__Problem description__:
Write out all the data again, exactly as shown.
┌──
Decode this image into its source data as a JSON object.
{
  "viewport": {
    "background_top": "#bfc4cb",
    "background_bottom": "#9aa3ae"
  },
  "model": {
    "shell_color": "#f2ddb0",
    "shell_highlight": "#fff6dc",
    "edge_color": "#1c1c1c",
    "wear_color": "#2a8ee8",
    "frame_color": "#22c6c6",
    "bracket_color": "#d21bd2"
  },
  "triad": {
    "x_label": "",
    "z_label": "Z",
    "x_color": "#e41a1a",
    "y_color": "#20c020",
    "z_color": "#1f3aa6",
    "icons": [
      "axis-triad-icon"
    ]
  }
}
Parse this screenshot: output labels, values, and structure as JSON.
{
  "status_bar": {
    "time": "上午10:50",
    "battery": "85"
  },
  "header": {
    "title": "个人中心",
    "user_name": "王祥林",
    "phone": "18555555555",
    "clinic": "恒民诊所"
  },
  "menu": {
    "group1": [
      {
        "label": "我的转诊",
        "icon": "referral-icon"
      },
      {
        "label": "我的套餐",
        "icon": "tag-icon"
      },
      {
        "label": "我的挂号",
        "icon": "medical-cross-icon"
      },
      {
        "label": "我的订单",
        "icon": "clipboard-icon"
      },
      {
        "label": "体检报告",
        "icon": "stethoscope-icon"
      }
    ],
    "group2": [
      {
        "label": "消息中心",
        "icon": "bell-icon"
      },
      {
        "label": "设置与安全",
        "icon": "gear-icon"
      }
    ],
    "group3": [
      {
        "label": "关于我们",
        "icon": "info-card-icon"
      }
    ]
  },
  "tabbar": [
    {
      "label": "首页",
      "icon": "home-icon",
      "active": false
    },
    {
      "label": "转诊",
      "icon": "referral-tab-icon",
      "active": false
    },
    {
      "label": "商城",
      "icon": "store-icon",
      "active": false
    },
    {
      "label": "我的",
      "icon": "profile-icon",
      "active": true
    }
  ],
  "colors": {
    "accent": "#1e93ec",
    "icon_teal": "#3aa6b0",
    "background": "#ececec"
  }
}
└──
__Answer to this exercise__:
Decode this image into its source data as a JSON object.
{
  "viewport": {
    "background_top": "#bfc4cb",
    "background_bottom": "#9aa3ae"
  },
  "model": {
    "shell_color": "#f2ddb0",
    "shell_highlight": "#fff6dc",
    "edge_color": "#1c1c1c",
    "wear_color": "#2a8ee8",
    "frame_color": "#22c6c6",
    "bracket_color": "#d21bd2"
  },
  "triad": {
    "x_label": "",
    "z_label": "Z",
    "x_color": "#e41a1a",
    "y_color": "#20c020",
    "z_color": "#1f3aa6",
    "icons": [
      "axis-triad-icon"
    ]
  }
}
Parse this screenshot: output labels, values, and structure as JSON.
{
  "status_bar": {
    "time": "上午10:50",
    "battery": "85"
  },
  "header": {
    "title": "个人中心",
    "user_name": "王祥林",
    "phone": "18555555555",
    "clinic": "恒民诊所"
  },
  "menu": {
    "group1": [
      {
        "label": "我的转诊",
        "icon": "referral-icon"
      },
      {
        "label": "我的套餐",
        "icon": "tag-icon"
      },
      {
        "label": "我的挂号",
        "icon": "medical-cross-icon"
      },
      {
        "label": "我的订单",
        "icon": "clipboard-icon"
      },
      {
        "label": "体检报告",
        "icon": "stethoscope-icon"
      }
    ],
    "group2": [
      {
        "label": "消息中心",
        "icon": "bell-icon"
      },
      {
        "label": "设置与安全",
        "icon": "gear-icon"
      }
    ],
    "group3": [
      {
        "label": "关于我们",
        "icon": "info-card-icon"
      }
    ]
  },
  "tabbar": [
    {
      "label": "首页",
      "icon": "home-icon",
      "active": false
    },
    {
      "label": "转诊",
      "icon": "referral-tab-icon",
      "active": false
    },
    {
      "label": "商城",
      "icon": "store-icon",
      "active": false
    },
    {
      "label": "我的",
      "icon": "profile-icon",
      "active": true
    }
  ],
  "colors": {
    "accent": "#1e93ec",
    "icon_teal": "#3aa6b0",
    "background": "#ececec"
  }
}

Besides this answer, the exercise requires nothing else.